Raw data below:

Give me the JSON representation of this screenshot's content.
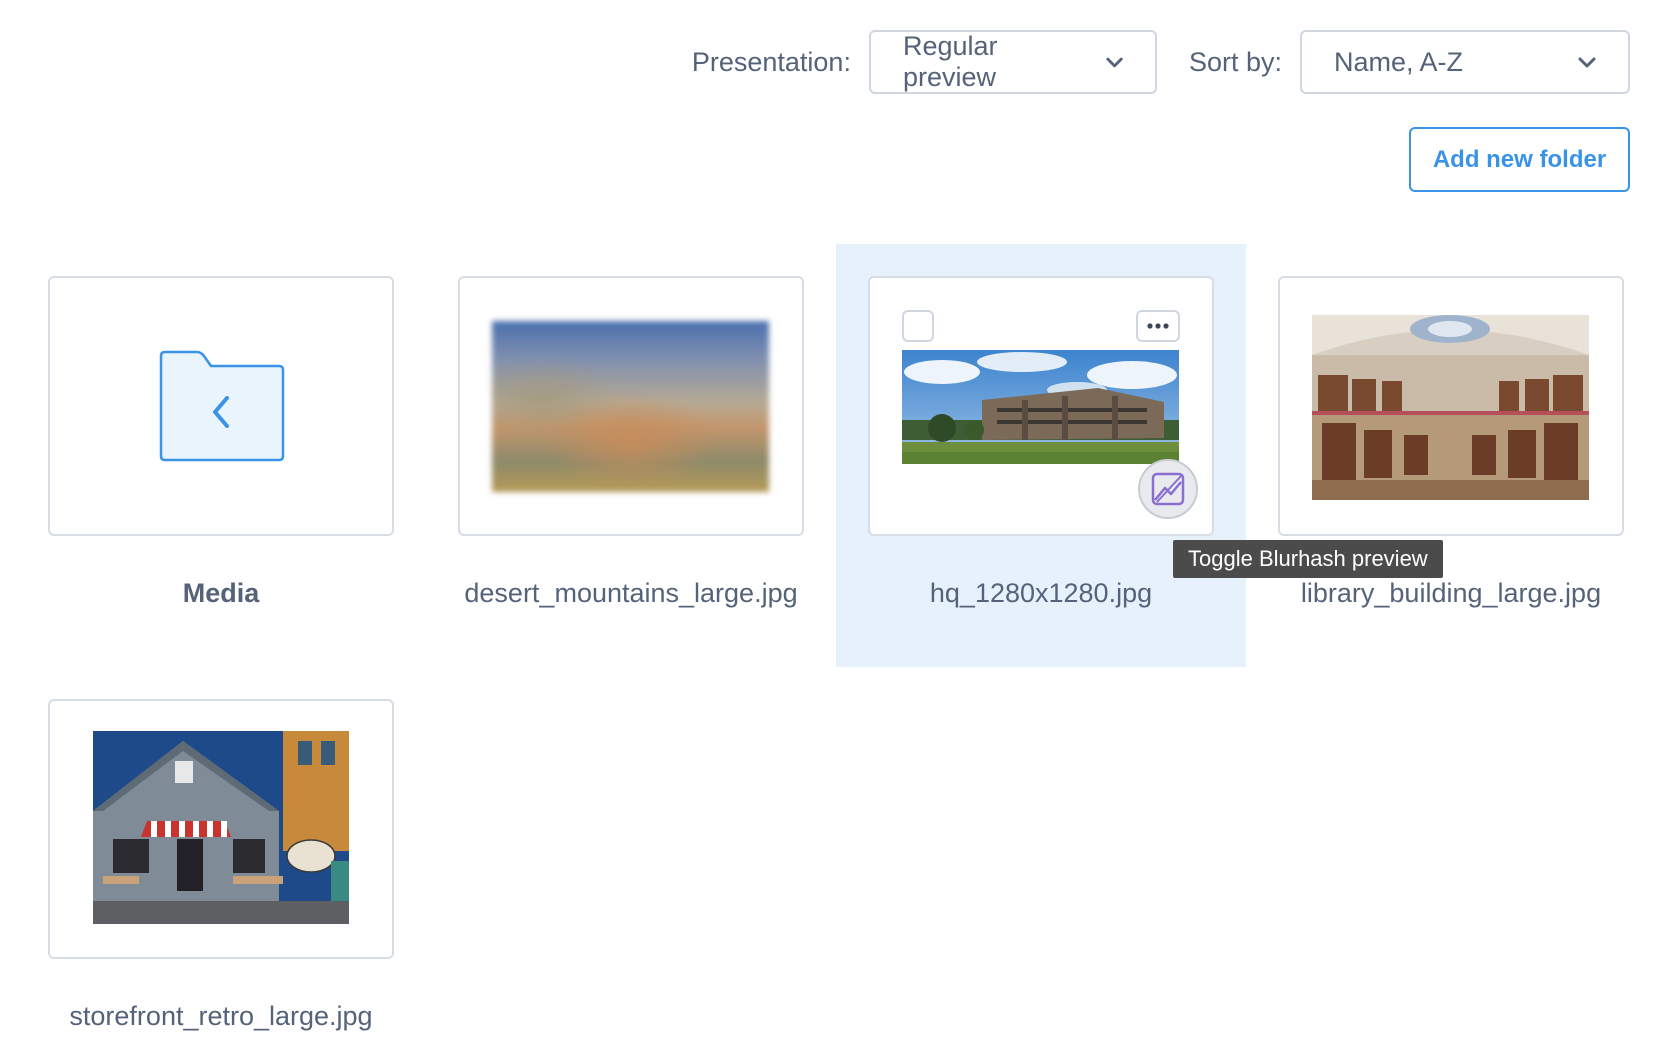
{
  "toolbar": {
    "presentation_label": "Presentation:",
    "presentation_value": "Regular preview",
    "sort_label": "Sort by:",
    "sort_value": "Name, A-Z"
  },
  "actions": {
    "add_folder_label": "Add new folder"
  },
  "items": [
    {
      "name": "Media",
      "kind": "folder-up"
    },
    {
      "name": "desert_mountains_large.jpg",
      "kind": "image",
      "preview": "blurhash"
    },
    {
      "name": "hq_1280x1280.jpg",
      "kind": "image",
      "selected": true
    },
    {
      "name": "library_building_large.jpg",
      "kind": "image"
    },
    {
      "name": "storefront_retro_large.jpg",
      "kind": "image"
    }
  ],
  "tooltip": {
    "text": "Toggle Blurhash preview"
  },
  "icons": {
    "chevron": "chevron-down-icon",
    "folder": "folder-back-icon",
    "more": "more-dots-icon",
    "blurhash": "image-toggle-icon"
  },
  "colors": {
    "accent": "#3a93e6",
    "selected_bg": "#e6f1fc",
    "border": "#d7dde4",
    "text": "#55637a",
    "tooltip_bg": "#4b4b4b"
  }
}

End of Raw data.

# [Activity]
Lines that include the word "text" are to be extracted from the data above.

# [Answer to the exercise]
    "text": "Toggle Blurhash preview"
    "text": "#55637a",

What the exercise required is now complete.